[Opening Records supplied section]
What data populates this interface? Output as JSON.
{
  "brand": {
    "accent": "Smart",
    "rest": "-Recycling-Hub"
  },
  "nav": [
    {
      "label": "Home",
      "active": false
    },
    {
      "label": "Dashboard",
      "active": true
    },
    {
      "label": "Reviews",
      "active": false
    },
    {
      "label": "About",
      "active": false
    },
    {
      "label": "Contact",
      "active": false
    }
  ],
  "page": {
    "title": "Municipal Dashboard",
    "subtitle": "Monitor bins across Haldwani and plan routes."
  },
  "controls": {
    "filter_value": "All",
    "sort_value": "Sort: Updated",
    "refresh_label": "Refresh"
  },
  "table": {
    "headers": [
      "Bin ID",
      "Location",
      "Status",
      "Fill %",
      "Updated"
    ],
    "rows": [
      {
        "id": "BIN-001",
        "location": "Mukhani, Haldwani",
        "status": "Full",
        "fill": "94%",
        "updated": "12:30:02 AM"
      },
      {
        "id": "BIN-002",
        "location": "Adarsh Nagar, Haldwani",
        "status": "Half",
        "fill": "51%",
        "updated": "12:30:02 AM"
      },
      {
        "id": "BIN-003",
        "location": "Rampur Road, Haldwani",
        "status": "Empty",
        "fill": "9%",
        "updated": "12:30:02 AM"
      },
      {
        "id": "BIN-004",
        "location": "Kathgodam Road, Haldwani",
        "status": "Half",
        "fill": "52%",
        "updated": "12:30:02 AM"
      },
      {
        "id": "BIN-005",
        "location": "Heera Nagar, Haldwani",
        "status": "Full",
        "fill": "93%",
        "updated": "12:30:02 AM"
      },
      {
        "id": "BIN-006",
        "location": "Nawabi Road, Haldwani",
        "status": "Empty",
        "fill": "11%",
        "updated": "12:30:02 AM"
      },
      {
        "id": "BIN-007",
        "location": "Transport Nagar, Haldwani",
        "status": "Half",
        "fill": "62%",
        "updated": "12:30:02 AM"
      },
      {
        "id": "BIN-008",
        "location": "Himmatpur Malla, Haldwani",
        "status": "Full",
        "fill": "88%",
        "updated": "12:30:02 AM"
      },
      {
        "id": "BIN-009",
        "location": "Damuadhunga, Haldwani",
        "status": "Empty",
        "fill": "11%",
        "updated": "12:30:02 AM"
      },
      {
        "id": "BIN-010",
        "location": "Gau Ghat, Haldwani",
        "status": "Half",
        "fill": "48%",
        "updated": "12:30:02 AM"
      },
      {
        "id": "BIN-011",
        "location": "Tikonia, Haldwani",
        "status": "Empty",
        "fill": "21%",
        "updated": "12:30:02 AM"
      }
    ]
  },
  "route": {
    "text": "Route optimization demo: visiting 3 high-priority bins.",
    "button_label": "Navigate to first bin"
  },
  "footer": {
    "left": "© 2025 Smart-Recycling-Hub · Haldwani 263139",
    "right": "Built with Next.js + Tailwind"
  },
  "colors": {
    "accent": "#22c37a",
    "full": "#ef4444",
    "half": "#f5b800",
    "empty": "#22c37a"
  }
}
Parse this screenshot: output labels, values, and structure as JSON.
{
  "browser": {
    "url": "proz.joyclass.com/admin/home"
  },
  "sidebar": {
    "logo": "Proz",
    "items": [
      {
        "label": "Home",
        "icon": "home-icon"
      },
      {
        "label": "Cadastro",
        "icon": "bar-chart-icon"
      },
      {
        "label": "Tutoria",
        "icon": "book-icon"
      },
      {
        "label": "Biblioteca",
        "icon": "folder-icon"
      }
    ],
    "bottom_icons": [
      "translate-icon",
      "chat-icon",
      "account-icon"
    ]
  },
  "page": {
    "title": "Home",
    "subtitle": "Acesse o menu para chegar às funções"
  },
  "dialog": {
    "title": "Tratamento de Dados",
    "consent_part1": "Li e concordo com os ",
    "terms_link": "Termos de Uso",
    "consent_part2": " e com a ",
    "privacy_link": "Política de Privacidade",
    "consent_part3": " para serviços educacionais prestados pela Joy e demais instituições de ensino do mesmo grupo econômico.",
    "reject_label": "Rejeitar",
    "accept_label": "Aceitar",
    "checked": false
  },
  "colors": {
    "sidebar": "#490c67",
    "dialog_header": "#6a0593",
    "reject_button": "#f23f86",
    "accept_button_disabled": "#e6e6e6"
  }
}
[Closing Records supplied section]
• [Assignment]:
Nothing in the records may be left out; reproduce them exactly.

• [Written answer]:
What data populates this interface? Output as JSON.
{
  "brand": {
    "accent": "Smart",
    "rest": "-Recycling-Hub"
  },
  "nav": [
    {
      "label": "Home",
      "active": false
    },
    {
      "label": "Dashboard",
      "active": true
    },
    {
      "label": "Reviews",
      "active": false
    },
    {
      "label": "About",
      "active": false
    },
    {
      "label": "Contact",
      "active": false
    }
  ],
  "page": {
    "title": "Municipal Dashboard",
    "subtitle": "Monitor bins across Haldwani and plan routes."
  },
  "controls": {
    "filter_value": "All",
    "sort_value": "Sort: Updated",
    "refresh_label": "Refresh"
  },
  "table": {
    "headers": [
      "Bin ID",
      "Location",
      "Status",
      "Fill %",
      "Updated"
    ],
    "rows": [
      {
        "id": "BIN-001",
        "location": "Mukhani, Haldwani",
        "status": "Full",
        "fill": "94%",
        "updated": "12:30:02 AM"
      },
      {
        "id": "BIN-002",
        "location": "Adarsh Nagar, Haldwani",
        "status": "Half",
        "fill": "51%",
        "updated": "12:30:02 AM"
      },
      {
        "id": "BIN-003",
        "location": "Rampur Road, Haldwani",
        "status": "Empty",
        "fill": "9%",
        "updated": "12:30:02 AM"
      },
      {
        "id": "BIN-004",
        "location": "Kathgodam Road, Haldwani",
        "status": "Half",
        "fill": "52%",
        "updated": "12:30:02 AM"
      },
      {
        "id": "BIN-005",
        "location": "Heera Nagar, Haldwani",
        "status": "Full",
        "fill": "93%",
        "updated": "12:30:02 AM"
      },
      {
        "id": "BIN-006",
        "location": "Nawabi Road, Haldwani",
        "status": "Empty",
        "fill": "11%",
        "updated": "12:30:02 AM"
      },
      {
        "id": "BIN-007",
        "location": "Transport Nagar, Haldwani",
        "status": "Half",
        "fill": "62%",
        "updated": "12:30:02 AM"
      },
      {
        "id": "BIN-008",
        "location": "Himmatpur Malla, Haldwani",
        "status": "Full",
        "fill": "88%",
        "updated": "12:30:02 AM"
      },
      {
        "id": "BIN-009",
        "location": "Damuadhunga, Haldwani",
        "status": "Empty",
        "fill": "11%",
        "updated": "12:30:02 AM"
      },
      {
        "id": "BIN-010",
        "location": "Gau Ghat, Haldwani",
        "status": "Half",
        "fill": "48%",
        "updated": "12:30:02 AM"
      },
      {
        "id": "BIN-011",
        "location": "Tikonia, Haldwani",
        "status": "Empty",
        "fill": "21%",
        "updated": "12:30:02 AM"
      }
    ]
  },
  "route": {
    "text": "Route optimization demo: visiting 3 high-priority bins.",
    "button_label": "Navigate to first bin"
  },
  "footer": {
    "left": "© 2025 Smart-Recycling-Hub · Haldwani 263139",
    "right": "Built with Next.js + Tailwind"
  },
  "colors": {
    "accent": "#22c37a",
    "full": "#ef4444",
    "half": "#f5b800",
    "empty": "#22c37a"
  }
}
Parse this screenshot: output labels, values, and structure as JSON.
{
  "browser": {
    "url": "proz.joyclass.com/admin/home"
  },
  "sidebar": {
    "logo": "Proz",
    "items": [
      {
        "label": "Home",
        "icon": "home-icon"
      },
      {
        "label": "Cadastro",
        "icon": "bar-chart-icon"
      },
      {
        "label": "Tutoria",
        "icon": "book-icon"
      },
      {
        "label": "Biblioteca",
        "icon": "folder-icon"
      }
    ],
    "bottom_icons": [
      "translate-icon",
      "chat-icon",
      "account-icon"
    ]
  },
  "page": {
    "title": "Home",
    "subtitle": "Acesse o menu para chegar às funções"
  },
  "dialog": {
    "title": "Tratamento de Dados",
    "consent_part1": "Li e concordo com os ",
    "terms_link": "Termos de Uso",
    "consent_part2": " e com a ",
    "privacy_link": "Política de Privacidade",
    "consent_part3": " para serviços educacionais prestados pela Joy e demais instituições de ensino do mesmo grupo econômico.",
    "reject_label": "Rejeitar",
    "accept_label": "Aceitar",
    "checked": false
  },
  "colors": {
    "sidebar": "#490c67",
    "dialog_header": "#6a0593",
    "reject_button": "#f23f86",
    "accept_button_disabled": "#e6e6e6"
  }
}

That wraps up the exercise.